And speaking of rivals - or, not our rival - so many Maryland folks now are lamenting the loss of what we would call the Duke game. And let's remember, folks, that's a school that doesn't see Maryland the way Maryland sees them. But besides that larger point, in the immediate future, there'd be far more years in basketball that you would not have a home game against Duke than years that you would.

So what it feels like is today, people are having a funeral for something that in many ways died a long time ago.

None of which is reason to walk away from the ACC, but it's at least context to consider what the Big Ten provides my school. They famously talked about 27 teams - they had 27 programs. As was well-documented, that was too many. They ran into some issues on the money front. And this provides an infusion of money. A huge infusion of money. The numbers the Big Ten was throwing around, I don't think that anyone imagined, I don't think that the real numbers will ever be known to the public [ed's note: they are now], and for an athletic department that was largely living check-to-check, this had to happen.

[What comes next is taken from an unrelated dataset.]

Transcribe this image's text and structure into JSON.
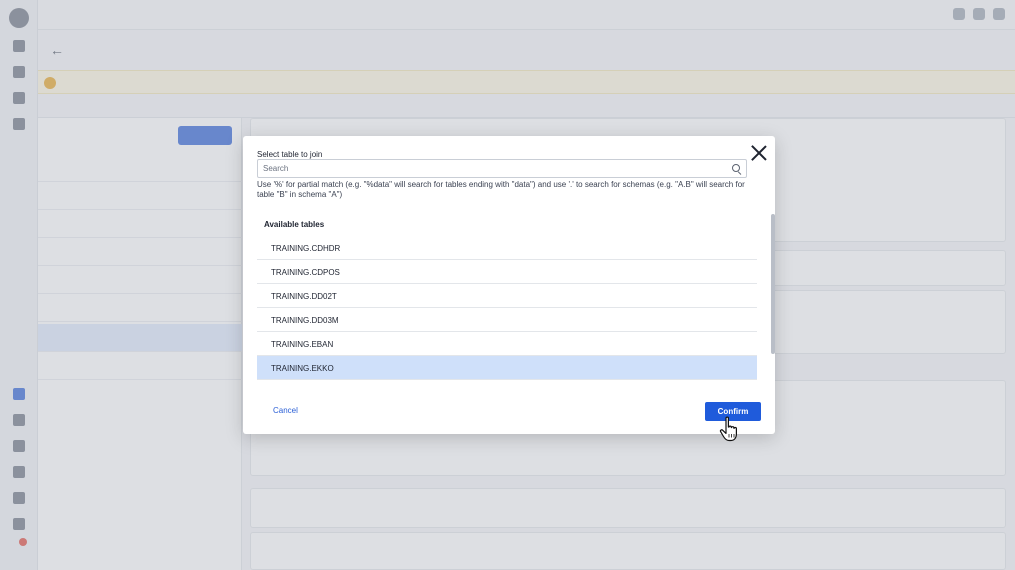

Now it's easy for people to diminish Maryland. Why would the Big Ten want them? I'll hit you with this: they really wanted 'em. They wanted the Baltimore/Washington TV markets, they wanted to be in the shadow of the nation's capital, it's an institution that's ranked in the top 60 that's in line with many of their member institutions. Their athletic history - which, folks, is longer than the last two years that you like to talk about: Maryland's got more bowl wins than Purdue, Illinois, Indiana, Michigan State, Minnesota, and the 2002 men's basketball title would be the most recent for anybody in their league.

But it's silly for me to sit here and try to validate my university. The Big Ten already did that with their intense pursuit. They made it impossible for Maryland to say no, in spite of ACC roots that run deep. And those roots run deep in a lot of us, myself included.

It's really strange to emotionally think about transitioning to something else, but I see the positives. As I told our athletic director Kevin Anderson: look, I love the ACC, but I love Maryland more, and if this is good for Maryland then I'm on board. And I'm assured that that's the case.

So that tempers the sorrow that I feel. And as Lefty Driesell used to famously say, [channels best Lefty impersonation] "I'm not gonna get caught lookin' in the rearview. I'm lookin' out the windshield." And as I look out the windshield, I see very different terrain ahead. But with the terrain in college athletics that are shifting, it's like sand beneath a lot of people's feet. I feel like the Big Ten and commissioner Delany, who seems to be playing chess to some others' checkers, I feel like there's a bedrock beneath Maryland.